━━ Supplied material ━━

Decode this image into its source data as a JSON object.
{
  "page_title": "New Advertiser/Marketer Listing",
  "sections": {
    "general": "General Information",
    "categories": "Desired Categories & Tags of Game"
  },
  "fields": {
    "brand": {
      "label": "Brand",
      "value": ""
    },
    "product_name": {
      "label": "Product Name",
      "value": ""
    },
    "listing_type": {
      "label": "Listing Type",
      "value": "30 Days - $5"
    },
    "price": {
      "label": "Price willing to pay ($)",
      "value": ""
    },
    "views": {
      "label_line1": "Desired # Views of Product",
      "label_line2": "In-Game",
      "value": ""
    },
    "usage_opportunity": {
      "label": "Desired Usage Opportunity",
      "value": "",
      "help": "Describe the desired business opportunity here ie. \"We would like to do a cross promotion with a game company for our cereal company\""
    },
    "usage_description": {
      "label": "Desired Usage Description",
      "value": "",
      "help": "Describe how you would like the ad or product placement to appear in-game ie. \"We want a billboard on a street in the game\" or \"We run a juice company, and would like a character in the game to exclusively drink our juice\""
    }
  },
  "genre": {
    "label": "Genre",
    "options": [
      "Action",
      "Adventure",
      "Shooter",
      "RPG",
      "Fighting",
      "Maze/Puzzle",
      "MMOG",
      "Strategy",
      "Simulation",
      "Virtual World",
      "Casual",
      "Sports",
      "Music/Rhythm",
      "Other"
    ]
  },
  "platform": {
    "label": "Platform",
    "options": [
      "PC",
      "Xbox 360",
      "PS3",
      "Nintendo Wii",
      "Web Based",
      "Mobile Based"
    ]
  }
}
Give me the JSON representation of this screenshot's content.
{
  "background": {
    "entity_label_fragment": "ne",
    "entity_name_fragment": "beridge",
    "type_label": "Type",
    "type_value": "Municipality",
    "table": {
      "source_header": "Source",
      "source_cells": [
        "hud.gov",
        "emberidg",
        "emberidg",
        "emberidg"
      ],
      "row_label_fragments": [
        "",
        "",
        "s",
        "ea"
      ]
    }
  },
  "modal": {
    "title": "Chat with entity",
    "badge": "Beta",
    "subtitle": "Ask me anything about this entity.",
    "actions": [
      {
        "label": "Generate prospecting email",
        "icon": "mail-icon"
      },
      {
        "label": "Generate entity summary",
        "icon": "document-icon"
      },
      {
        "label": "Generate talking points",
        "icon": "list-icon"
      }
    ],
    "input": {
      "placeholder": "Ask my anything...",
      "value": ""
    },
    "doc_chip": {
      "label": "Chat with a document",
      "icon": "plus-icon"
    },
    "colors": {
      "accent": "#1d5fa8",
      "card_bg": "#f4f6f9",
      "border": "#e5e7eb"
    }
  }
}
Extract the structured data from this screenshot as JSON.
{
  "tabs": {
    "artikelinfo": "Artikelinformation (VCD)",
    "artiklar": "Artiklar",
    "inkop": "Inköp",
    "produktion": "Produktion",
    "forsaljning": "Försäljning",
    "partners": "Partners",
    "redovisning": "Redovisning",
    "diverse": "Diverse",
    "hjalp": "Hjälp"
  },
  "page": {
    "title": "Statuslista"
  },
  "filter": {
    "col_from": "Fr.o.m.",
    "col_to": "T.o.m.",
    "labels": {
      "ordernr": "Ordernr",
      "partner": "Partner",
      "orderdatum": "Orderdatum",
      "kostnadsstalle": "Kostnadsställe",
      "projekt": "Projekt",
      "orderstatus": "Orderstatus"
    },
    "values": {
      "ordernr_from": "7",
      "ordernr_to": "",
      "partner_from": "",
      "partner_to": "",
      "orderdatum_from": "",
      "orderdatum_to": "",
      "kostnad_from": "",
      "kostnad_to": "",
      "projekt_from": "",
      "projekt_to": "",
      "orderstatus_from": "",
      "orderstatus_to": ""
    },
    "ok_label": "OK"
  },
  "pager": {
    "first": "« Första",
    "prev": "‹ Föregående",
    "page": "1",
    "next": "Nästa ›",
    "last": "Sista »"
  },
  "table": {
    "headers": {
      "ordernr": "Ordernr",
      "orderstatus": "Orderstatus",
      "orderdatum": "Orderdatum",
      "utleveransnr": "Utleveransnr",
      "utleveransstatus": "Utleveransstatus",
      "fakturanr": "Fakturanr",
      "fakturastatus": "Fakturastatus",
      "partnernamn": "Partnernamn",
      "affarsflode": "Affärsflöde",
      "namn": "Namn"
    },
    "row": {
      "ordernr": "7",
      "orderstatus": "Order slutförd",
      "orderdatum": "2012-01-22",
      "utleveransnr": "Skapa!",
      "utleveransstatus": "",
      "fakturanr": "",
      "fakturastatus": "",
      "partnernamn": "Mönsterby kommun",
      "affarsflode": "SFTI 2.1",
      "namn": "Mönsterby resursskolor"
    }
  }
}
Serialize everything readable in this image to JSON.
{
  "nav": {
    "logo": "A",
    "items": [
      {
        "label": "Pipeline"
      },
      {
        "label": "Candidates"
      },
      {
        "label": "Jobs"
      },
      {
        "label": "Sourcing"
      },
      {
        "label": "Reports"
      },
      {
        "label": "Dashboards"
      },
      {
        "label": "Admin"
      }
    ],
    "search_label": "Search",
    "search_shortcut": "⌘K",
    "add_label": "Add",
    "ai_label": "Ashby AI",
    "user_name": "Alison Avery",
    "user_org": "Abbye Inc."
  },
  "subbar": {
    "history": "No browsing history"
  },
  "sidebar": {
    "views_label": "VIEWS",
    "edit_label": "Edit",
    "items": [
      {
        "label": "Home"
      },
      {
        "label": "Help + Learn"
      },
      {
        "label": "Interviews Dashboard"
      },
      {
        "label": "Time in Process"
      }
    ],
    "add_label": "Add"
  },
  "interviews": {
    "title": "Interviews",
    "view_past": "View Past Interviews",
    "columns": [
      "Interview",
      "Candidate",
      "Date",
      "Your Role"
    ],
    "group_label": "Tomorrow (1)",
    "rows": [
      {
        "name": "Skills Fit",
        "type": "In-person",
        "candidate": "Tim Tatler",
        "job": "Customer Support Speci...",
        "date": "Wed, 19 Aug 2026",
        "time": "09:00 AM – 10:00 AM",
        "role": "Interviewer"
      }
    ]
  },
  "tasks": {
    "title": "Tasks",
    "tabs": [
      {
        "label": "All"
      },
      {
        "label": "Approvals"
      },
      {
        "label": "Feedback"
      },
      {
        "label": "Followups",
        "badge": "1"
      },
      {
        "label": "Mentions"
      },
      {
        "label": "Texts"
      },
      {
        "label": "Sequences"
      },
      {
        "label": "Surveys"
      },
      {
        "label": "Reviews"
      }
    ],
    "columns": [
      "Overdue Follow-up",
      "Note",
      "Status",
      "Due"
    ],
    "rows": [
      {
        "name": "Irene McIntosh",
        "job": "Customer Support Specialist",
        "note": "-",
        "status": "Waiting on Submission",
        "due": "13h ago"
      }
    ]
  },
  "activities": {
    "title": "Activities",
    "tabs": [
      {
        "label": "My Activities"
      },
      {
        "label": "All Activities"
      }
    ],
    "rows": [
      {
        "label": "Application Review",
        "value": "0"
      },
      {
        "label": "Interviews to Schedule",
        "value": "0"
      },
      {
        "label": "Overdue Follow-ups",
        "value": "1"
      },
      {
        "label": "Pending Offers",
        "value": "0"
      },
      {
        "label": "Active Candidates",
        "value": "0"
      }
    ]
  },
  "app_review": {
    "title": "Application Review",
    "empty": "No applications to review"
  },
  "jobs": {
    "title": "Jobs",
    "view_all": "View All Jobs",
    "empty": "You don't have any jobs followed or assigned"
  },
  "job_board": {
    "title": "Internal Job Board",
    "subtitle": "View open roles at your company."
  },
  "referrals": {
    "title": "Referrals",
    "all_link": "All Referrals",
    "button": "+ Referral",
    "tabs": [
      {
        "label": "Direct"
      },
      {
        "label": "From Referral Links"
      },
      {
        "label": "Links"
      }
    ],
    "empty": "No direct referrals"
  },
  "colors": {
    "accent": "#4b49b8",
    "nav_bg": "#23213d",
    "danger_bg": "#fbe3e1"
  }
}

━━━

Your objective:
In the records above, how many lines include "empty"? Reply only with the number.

Task solution:
3